> Exercise brief
An exact copy of every entry is the required answer.
START Information
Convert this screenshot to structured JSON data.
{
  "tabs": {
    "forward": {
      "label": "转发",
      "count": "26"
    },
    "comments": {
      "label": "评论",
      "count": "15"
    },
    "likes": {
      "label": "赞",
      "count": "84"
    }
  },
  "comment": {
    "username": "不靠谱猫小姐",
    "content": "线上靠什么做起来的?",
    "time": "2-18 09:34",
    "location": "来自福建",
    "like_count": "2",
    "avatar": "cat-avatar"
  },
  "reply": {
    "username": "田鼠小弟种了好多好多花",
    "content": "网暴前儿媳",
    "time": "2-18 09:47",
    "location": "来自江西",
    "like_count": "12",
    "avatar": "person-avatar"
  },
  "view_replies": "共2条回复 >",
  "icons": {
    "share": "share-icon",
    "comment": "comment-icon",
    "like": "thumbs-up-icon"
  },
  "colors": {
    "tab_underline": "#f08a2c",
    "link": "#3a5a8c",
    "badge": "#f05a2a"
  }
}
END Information
> Output for this task
Convert this screenshot to structured JSON data.
{
  "tabs": {
    "forward": {
      "label": "转发",
      "count": "26"
    },
    "comments": {
      "label": "评论",
      "count": "15"
    },
    "likes": {
      "label": "赞",
      "count": "84"
    }
  },
  "comment": {
    "username": "不靠谱猫小姐",
    "content": "线上靠什么做起来的?",
    "time": "2-18 09:34",
    "location": "来自福建",
    "like_count": "2",
    "avatar": "cat-avatar"
  },
  "reply": {
    "username": "田鼠小弟种了好多好多花",
    "content": "网暴前儿媳",
    "time": "2-18 09:47",
    "location": "来自江西",
    "like_count": "12",
    "avatar": "person-avatar"
  },
  "view_replies": "共2条回复 >",
  "icons": {
    "share": "share-icon",
    "comment": "comment-icon",
    "like": "thumbs-up-icon"
  },
  "colors": {
    "tab_underline": "#f08a2c",
    "link": "#3a5a8c",
    "badge": "#f05a2a"
  }
}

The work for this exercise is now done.